Essentially, the Nuggets are loading up players with poison contracts in the new CBA, then trading them off and getting quality return on them. This time they land a legitimately great player in Andre Iguodala.
Iguodala isn't a superstar, but he's as close as you can come without getting it outright. He defends at an elite level, passes at an elite level, manages the floor at an elite level, and from time to time, can hit big shots at an elite level. If he were less versatile and more of a scorer, he'd be a star. But he's not, so he stands as the best complimentary player in the league, hands down.
The Nuggets now feature a lineup with more versatility between the 2 and 4 spot than maybe any team in the league. Iguodala joins Danilo Gallinari, Wilson Chandler, sophomore Jordan Hamilton, and rookie Evan Fournier on the wings. The Nuggets lose Afflalo and Harrington's versatility and scoring, which is going to be an issue, but points weren't the problem for Denver last year.
Maybe most importantly, they clear a huge amount of cap space off their roster, with the need to re-sign Ty Lawson to an extension coming in the near future. This gives them the ability to comfortably do that.
The only question is, are they going to trade him after that, since that seems to be the pattern?
Either way, this was another smart move for the Nuggets, who take a step forward even if they remain outside of title contention.
-- Matt Moore
Well, so much for that "Spencer Hawes and Kwame Brown will start" idea.
The Sixers have talked so long about trading Iguodala and they finally pulled the trigger, landing a franchise center in the process. There's a lot to be concerned about for Philly. He's an expiring contract. He can be problematic on and off-court. He's got a significant injury risk.
But he's also the second-best center in the league. The Sixers have an offensive force to turn to, their biggest problem last season. Evan Turner gave them the ability to move Iguodala without positional loss. Losing Iguodala is a phenomenal talent out the door, but they get one back in Bynum. They needed to try and take a step forward. They did. Iguodala's skills were covered by Turner and Thaddeus Young.

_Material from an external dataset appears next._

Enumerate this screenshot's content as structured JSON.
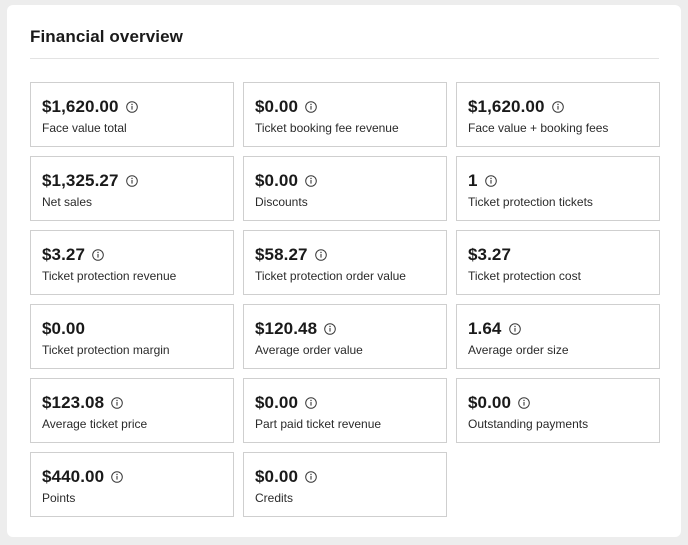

They saw a chance to take a big shot at a superstar center, which Bynum evolved into last year. It was time to pull the trigger.
We'll see if they can hit their target.
-- Matt Moore